## What you will do
Could the data below be copied out in full, word for word?

## Material for this task
------------------------
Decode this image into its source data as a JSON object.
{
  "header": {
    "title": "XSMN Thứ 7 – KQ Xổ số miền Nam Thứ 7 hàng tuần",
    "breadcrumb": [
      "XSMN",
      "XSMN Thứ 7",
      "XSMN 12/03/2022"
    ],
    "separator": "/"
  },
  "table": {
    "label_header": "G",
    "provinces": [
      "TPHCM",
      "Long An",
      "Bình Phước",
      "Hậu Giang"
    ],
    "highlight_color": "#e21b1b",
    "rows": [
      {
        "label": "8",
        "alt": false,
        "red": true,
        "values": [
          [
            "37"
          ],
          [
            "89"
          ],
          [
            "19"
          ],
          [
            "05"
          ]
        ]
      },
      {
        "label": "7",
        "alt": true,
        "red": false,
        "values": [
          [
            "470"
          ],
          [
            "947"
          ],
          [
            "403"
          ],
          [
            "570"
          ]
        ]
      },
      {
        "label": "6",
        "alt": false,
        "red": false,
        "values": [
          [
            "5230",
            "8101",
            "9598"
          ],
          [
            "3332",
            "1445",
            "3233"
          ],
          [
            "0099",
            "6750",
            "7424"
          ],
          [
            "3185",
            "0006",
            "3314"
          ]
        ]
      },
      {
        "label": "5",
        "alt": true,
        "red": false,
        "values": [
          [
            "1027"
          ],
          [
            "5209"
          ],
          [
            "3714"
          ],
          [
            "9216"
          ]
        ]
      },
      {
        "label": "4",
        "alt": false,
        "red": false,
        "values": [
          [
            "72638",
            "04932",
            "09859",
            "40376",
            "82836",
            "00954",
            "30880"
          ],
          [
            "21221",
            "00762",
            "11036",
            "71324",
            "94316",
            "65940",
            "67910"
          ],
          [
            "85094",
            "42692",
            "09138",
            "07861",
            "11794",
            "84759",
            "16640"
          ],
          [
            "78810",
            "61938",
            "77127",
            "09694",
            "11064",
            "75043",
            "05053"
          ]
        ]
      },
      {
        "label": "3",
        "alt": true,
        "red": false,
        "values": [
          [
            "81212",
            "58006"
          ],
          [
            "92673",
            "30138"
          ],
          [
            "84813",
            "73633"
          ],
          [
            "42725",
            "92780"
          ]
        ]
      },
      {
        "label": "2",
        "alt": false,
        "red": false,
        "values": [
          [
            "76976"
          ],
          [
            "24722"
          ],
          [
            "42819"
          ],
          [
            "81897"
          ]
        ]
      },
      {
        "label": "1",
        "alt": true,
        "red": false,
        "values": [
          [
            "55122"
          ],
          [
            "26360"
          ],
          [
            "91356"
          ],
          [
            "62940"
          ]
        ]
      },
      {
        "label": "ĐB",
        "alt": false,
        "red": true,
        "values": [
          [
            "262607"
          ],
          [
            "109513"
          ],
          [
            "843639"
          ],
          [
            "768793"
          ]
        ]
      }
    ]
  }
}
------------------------
## Result of this exercise
Decode this image into its source data as a JSON object.
{
  "header": {
    "title": "XSMN Thứ 7 – KQ Xổ số miền Nam Thứ 7 hàng tuần",
    "breadcrumb": [
      "XSMN",
      "XSMN Thứ 7",
      "XSMN 12/03/2022"
    ],
    "separator": "/"
  },
  "table": {
    "label_header": "G",
    "provinces": [
      "TPHCM",
      "Long An",
      "Bình Phước",
      "Hậu Giang"
    ],
    "highlight_color": "#e21b1b",
    "rows": [
      {
        "label": "8",
        "alt": false,
        "red": true,
        "values": [
          [
            "37"
          ],
          [
            "89"
          ],
          [
            "19"
          ],
          [
            "05"
          ]
        ]
      },
      {
        "label": "7",
        "alt": true,
        "red": false,
        "values": [
          [
            "470"
          ],
          [
            "947"
          ],
          [
            "403"
          ],
          [
            "570"
          ]
        ]
      },
      {
        "label": "6",
        "alt": false,
        "red": false,
        "values": [
          [
            "5230",
            "8101",
            "9598"
          ],
          [
            "3332",
            "1445",
            "3233"
          ],
          [
            "0099",
            "6750",
            "7424"
          ],
          [
            "3185",
            "0006",
            "3314"
          ]
        ]
      },
      {
        "label": "5",
        "alt": true,
        "red": false,
        "values": [
          [
            "1027"
          ],
          [
            "5209"
          ],
          [
            "3714"
          ],
          [
            "9216"
          ]
        ]
      },
      {
        "label": "4",
        "alt": false,
        "red": false,
        "values": [
          [
            "72638",
            "04932",
            "09859",
            "40376",
            "82836",
            "00954",
            "30880"
          ],
          [
            "21221",
            "00762",
            "11036",
            "71324",
            "94316",
            "65940",
            "67910"
          ],
          [
            "85094",
            "42692",
            "09138",
            "07861",
            "11794",
            "84759",
            "16640"
          ],
          [
            "78810",
            "61938",
            "77127",
            "09694",
            "11064",
            "75043",
            "05053"
          ]
        ]
      },
      {
        "label": "3",
        "alt": true,
        "red": false,
        "values": [
          [
            "81212",
            "58006"
          ],
          [
            "92673",
            "30138"
          ],
          [
            "84813",
            "73633"
          ],
          [
            "42725",
            "92780"
          ]
        ]
      },
      {
        "label": "2",
        "alt": false,
        "red": false,
        "values": [
          [
            "76976"
          ],
          [
            "24722"
          ],
          [
            "42819"
          ],
          [
            "81897"
          ]
        ]
      },
      {
        "label": "1",
        "alt": true,
        "red": false,
        "values": [
          [
            "55122"
          ],
          [
            "26360"
          ],
          [
            "91356"
          ],
          [
            "62940"
          ]
        ]
      },
      {
        "label": "ĐB",
        "alt": false,
        "red": true,
        "values": [
          [
            "262607"
          ],
          [
            "109513"
          ],
          [
            "843639"
          ],
          [
            "768793"
          ]
        ]
      }
    ]
  }
}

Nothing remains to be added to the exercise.